Dylife Lead Mine
Dylife was a small lead mining community which was totally abandoned when the mine closed at the end of the 1800’s. The site has an interesting history, with evidence of lead mining taking place as early as the Roman period and in 1851 Dylife mine had the biggest waterwheel on the British mainland (63’ diameter), however, Dylife is probably most famous for a multiple murder than took place in the 18th century and has been embellished slightly in local folklore ever since.
John Jones or Sion Jones was a blacksmith (Sion y Gof – Sion the Blacksmith) and he came to Dylife looking fo rwork in the 1700’s, leaving his wife and two children at home in Ystumtuen, Cardiganshire. Sion started having an affair with a maid servant in Dylife, so when his wife and children visited him it must have caused him a few problems, though their short stay seemed pleasant enough. When they were set to leave, Sion threw his wife, Catherine David and children Avania Lloyd and Thomas Lloyd down an open pit shaft and that is where they died. The dates vary very slightly depending upon the source, but in Welsh Folk Tales by Robin Gwyndaf, he suggests the date and time of the murder as 3.00pm on 23 October 1719. In the following January the bodies were discovered and Sion was arrested for their murder. In one version, examination of the bodies showed that one of the children had not died immediately and had eaten their mother’s breast. Sion is said to have blamed the cause of his actions on “some other woman and the devil”.
Sion was found guilty after his confession and hung on nearby Pen Y Grocbren (Gallows Hill). His body was then put in a gibbet as a warning to other wrong doers. It is said in one account of the story that as the blacksmith he had to make the frame from which he was himself hung. In 1938 a grim discovery was made. Sions skull and part of the metal frame he was gibbeted in was found and this is now on display in the National History Museum at St Fagans.
In their book The Encyclopedia of Ghost and Spirits, John and Anne Spencer refer to a report that appeared in the Cambrian News on 14 November 1986. The report concerns a man called Jeff who had entered the old mines at Dyliffe. Jeff had experience of being underground in mines and was used to them. Whilst walking down one of the passages he heard a noise like somebody humming from somewhere in front of him. Jeff called out, assuming that there was somebody else investigating the mine but got no response. When he reached a pool, he thought the humming was coming from the far side and shone his light (a head lamp I assume) in that direction, only to find a blank wall. He could still hear the humming voice from that direction though. He turned off his lamp realising that anybody down there must have a light source of their own and if he extinguished his, he had a better chance of seeing the other explorer’s light. Then he saw ‘a white or pale blue shape about the size of a small man. It gave off a sort of glow, but not like a torch’. Jeff left the mine quickly.

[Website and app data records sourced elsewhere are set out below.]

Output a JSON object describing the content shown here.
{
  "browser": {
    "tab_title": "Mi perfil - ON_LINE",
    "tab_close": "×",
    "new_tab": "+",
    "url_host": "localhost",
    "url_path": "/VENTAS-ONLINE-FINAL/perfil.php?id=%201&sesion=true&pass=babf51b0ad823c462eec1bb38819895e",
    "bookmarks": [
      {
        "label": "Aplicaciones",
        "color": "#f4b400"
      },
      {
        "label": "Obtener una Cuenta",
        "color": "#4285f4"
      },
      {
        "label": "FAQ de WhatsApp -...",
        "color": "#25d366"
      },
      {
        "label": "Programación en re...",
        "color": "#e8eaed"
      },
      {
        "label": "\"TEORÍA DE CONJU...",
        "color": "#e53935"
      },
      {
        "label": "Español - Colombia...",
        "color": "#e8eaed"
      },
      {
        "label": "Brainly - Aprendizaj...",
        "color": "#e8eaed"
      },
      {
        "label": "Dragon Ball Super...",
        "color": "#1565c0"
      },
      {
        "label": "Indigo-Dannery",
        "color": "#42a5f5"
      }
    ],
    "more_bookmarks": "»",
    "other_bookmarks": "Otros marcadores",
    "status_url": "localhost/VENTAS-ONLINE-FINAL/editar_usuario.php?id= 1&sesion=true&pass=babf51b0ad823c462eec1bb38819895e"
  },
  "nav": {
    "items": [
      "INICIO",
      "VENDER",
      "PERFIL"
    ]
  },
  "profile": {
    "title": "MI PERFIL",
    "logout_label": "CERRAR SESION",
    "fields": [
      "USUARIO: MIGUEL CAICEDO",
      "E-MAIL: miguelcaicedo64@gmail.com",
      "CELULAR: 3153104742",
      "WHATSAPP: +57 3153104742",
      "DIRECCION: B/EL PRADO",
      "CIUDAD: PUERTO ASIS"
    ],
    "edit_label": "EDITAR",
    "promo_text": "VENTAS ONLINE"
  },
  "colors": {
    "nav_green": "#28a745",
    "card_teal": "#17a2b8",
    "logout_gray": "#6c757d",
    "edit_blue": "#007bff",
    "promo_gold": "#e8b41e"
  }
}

Apparently, now and again, lights have been seen leaving the mine and slowly flying away into the sky.
The huge wheel at Dylife was dismantled when the mine closed and shipped to Canada. It had supposedly worked not stop for fifty years.